One of the wonderful aspects of the Western liturgy that the Lutheran church has inherited is the retention of the Magnificat antiphons. The Magnificat, the canticle sung by Mary in Luke 1:46–55, is sung at Vespers every day, and it is bookended by an antiphon proper to the day. These antiphons place the Magnificat within the context of the liturgical year. The most beautiful of the Magnificat antiphons are the so-called “Great O Antiphons,” which are sung on each of the last seven days prior to Christmas (beginning on December 17 every year). These ancient, magnificent chants each highlight a specific Messianic prophecy, ending with an entreaty that the Messiah would “come and…” accomplish something relating to that prophecy.

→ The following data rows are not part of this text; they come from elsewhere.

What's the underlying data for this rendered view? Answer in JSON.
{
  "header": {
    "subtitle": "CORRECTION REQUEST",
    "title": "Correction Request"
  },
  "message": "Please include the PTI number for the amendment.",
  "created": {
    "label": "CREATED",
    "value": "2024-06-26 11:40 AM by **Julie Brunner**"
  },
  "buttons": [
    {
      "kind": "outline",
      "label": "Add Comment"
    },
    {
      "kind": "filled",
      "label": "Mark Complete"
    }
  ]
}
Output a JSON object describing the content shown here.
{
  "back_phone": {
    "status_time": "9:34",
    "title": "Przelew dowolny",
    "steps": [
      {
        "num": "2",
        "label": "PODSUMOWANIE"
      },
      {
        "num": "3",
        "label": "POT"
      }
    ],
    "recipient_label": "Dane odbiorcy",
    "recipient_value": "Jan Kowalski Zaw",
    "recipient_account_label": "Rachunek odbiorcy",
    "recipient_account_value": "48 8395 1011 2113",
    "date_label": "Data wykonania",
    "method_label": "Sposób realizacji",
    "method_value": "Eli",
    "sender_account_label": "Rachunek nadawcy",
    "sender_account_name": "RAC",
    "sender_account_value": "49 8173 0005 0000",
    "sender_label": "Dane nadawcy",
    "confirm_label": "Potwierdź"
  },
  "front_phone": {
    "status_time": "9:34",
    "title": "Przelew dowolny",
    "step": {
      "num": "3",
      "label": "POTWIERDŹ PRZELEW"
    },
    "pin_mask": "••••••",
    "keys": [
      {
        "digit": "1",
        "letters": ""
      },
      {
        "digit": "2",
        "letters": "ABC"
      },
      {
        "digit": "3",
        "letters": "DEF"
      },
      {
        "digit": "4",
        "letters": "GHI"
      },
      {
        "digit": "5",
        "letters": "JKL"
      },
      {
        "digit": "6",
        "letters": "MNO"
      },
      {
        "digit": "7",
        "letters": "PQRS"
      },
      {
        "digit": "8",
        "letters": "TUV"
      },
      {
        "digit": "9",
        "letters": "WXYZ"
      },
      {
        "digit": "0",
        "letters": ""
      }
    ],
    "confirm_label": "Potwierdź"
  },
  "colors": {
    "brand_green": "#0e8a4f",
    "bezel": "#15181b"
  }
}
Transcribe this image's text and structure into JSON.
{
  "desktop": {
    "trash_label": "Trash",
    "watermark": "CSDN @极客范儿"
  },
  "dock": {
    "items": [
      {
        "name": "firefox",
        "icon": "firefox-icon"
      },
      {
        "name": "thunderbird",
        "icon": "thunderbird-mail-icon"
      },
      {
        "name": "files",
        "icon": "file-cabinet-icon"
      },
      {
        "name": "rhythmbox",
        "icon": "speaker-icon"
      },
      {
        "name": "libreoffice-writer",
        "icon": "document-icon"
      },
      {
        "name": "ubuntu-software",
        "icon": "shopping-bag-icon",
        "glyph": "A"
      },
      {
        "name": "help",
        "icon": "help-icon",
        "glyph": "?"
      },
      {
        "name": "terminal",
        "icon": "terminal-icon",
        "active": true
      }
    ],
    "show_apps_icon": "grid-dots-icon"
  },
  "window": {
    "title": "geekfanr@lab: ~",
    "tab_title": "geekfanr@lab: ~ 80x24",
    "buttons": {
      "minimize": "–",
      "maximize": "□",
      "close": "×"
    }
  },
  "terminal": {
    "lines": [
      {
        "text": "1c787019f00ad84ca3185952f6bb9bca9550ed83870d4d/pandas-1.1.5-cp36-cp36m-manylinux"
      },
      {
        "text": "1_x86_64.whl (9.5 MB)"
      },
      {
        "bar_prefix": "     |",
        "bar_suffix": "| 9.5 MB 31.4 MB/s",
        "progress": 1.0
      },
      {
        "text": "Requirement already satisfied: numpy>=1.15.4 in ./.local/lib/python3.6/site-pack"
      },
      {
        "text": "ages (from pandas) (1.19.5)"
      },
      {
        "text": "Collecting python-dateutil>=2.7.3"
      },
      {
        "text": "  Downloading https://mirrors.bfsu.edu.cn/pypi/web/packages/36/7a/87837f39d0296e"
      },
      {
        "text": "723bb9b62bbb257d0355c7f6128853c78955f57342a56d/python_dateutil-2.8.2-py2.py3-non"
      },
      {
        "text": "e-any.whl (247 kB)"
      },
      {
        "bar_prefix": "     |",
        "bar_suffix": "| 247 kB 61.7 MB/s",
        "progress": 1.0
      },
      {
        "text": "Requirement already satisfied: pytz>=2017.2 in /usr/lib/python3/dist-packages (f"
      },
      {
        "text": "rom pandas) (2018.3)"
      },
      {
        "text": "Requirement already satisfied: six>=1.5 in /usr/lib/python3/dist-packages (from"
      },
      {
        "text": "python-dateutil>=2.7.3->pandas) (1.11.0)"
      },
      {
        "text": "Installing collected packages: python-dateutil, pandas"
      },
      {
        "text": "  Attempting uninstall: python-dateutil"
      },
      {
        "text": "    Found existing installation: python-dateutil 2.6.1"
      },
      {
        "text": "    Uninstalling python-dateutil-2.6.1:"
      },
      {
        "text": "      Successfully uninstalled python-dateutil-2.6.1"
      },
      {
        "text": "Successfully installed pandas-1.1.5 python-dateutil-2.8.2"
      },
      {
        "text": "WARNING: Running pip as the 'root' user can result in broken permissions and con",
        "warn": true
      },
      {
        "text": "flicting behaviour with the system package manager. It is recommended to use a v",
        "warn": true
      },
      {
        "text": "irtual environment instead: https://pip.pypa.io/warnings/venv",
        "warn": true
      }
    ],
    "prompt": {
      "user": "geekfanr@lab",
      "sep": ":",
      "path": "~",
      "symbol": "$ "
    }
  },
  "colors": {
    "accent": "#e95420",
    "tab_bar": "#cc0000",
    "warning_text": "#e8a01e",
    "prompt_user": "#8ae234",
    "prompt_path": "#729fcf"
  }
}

FLC’s final Vespers in Advent 2018 will be on December 19, and so the cantor will chant the proper Great O Antiphon for the day, “O radix Jesse”:
O Root of Jesse, which standest for an ensign of the people, at whom kings shall shut their mouths, to whom the Gentiles shall seek: come and deliver us, and tarry not.
This antiphon recalls Isaiah’s prophecy (ch. 11) that “there shall be a root of Jesse, which shall stand for an ensign of the people; to it shall the Gentiles seek: and his rest shall be glorious. And it shall come to pass in that day, that the Lord shall set his hand again the second time to recover the remnant of his people… and shall assemble the outcasts of Israel, and gather together the dispersed of Judah from the four corners of the earth… And there shall be an highway for the remnant of his people, which shall be left… like as it was to Israel in the day that he came up out of the land of Egypt.” This remarkable prophecy applies directly and specifically to Christ and to His Church, which is become through baptism God’s chosen people, the spiritual descendant of Israel: God will indeed deliver His Church, scattered across the earth, to Himself just as He delivered Israel out of Egypt.
These beautiful Antiphons were made by John Mason Neale into the familiar hymn “O Come, O Come, Emmanuel” (LSB 357): each stanza is a versification of one of the O Antiphons. That these Antiphons were intended to be comprehended all together within the context of the waning days of Advent is evident from the fact that their Latin titles form a significant reverse acrostic. In reverse order, they are: O Emmanuel—O Rex Gentium—O Oriens—O Clavis David—O Radix Jesse—O Adonai—O Sapientia. The acrostic forms the Latin words ERO CRAS: “I will be tomorrow.”
You are most encouraged to pray the Great O Antiphons yourself, partaking in this ancient, venerable tradition of the Church. They can be found most readily in LSB, on the page opposite Neale’s hymn, and pointed for use with the LSB psalm tones. To sing them with their haunting Gregorian melodies, you may use the Brotherhood Prayer Book.